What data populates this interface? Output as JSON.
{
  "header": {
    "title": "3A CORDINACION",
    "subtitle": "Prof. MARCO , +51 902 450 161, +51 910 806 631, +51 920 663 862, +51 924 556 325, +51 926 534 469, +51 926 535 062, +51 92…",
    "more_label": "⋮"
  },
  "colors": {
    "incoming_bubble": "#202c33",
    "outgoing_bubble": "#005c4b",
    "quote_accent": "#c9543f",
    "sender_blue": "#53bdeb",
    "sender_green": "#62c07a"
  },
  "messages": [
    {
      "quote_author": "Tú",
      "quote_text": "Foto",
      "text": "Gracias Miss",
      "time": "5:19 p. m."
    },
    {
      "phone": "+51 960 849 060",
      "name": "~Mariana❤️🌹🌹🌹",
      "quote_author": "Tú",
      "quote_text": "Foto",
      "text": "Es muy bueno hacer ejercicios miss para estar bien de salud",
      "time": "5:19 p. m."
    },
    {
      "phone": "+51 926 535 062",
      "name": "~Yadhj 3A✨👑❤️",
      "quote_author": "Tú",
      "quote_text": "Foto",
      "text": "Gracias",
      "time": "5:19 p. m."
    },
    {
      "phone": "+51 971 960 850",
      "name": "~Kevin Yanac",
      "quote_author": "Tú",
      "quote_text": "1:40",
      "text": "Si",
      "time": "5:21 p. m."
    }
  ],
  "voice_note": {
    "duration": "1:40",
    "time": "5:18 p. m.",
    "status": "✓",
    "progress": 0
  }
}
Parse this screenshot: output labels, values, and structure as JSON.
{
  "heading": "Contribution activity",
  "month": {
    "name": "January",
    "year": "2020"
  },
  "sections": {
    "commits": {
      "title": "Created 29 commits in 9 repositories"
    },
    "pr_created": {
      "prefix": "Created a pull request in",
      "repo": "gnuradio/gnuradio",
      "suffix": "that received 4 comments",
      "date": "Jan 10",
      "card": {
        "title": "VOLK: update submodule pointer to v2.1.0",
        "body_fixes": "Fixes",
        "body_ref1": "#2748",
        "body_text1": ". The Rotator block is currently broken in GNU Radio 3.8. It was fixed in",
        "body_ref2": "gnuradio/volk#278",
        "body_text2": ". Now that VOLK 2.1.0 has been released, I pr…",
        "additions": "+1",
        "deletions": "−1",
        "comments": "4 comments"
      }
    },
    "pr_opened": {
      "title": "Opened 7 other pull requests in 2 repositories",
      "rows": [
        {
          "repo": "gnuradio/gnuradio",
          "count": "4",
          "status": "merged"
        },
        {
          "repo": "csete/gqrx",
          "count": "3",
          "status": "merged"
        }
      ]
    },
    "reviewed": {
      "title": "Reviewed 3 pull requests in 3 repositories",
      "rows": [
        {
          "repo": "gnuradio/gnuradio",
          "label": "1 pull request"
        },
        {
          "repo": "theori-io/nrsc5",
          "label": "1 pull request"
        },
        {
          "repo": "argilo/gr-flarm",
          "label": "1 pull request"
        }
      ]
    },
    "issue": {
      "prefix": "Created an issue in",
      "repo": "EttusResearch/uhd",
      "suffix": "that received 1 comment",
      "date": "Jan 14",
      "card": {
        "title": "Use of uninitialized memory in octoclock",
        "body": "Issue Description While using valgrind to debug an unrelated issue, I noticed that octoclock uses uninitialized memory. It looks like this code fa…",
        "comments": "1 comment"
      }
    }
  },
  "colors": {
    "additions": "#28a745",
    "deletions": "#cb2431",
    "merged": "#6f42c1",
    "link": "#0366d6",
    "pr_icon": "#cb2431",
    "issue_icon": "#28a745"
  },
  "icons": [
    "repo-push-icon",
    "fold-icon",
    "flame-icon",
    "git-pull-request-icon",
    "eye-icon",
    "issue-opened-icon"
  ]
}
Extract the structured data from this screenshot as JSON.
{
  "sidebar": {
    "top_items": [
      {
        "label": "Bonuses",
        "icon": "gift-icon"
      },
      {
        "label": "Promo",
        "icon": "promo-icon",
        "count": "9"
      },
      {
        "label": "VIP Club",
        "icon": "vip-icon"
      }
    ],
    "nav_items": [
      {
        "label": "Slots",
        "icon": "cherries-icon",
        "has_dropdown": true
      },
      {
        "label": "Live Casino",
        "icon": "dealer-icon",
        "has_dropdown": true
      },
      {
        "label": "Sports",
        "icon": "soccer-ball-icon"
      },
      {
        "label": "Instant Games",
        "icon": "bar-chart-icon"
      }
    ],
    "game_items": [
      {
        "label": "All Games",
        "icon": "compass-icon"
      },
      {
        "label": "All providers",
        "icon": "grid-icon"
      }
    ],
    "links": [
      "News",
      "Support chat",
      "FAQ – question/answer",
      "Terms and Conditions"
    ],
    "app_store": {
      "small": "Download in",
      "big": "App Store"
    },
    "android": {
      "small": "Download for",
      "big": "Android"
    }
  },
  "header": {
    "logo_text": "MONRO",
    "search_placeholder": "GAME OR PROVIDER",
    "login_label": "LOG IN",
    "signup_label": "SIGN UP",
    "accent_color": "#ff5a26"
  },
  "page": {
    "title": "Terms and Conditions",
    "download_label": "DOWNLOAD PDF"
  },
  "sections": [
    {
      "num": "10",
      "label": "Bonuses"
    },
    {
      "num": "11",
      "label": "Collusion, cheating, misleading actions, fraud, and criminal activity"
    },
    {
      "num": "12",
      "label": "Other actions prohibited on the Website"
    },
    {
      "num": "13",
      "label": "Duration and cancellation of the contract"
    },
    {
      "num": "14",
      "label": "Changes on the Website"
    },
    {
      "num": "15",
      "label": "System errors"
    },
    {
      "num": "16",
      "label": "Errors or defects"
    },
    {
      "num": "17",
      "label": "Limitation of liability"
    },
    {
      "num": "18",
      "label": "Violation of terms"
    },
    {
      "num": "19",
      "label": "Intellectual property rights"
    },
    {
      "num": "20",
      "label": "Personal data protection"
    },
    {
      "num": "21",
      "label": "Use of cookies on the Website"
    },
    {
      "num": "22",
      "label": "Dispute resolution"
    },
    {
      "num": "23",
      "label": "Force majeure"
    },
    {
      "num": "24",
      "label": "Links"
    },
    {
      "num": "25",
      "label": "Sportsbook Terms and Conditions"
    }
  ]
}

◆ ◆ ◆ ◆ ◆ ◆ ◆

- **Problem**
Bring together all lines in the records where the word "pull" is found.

- **Task output**
      "prefix": "Created a pull request in",
      "title": "Opened 7 other pull requests in 2 repositories",
      "title": "Reviewed 3 pull requests in 3 repositories",
          "label": "1 pull request"
          "label": "1 pull request"
          "label": "1 pull request"
    "git-pull-request-icon",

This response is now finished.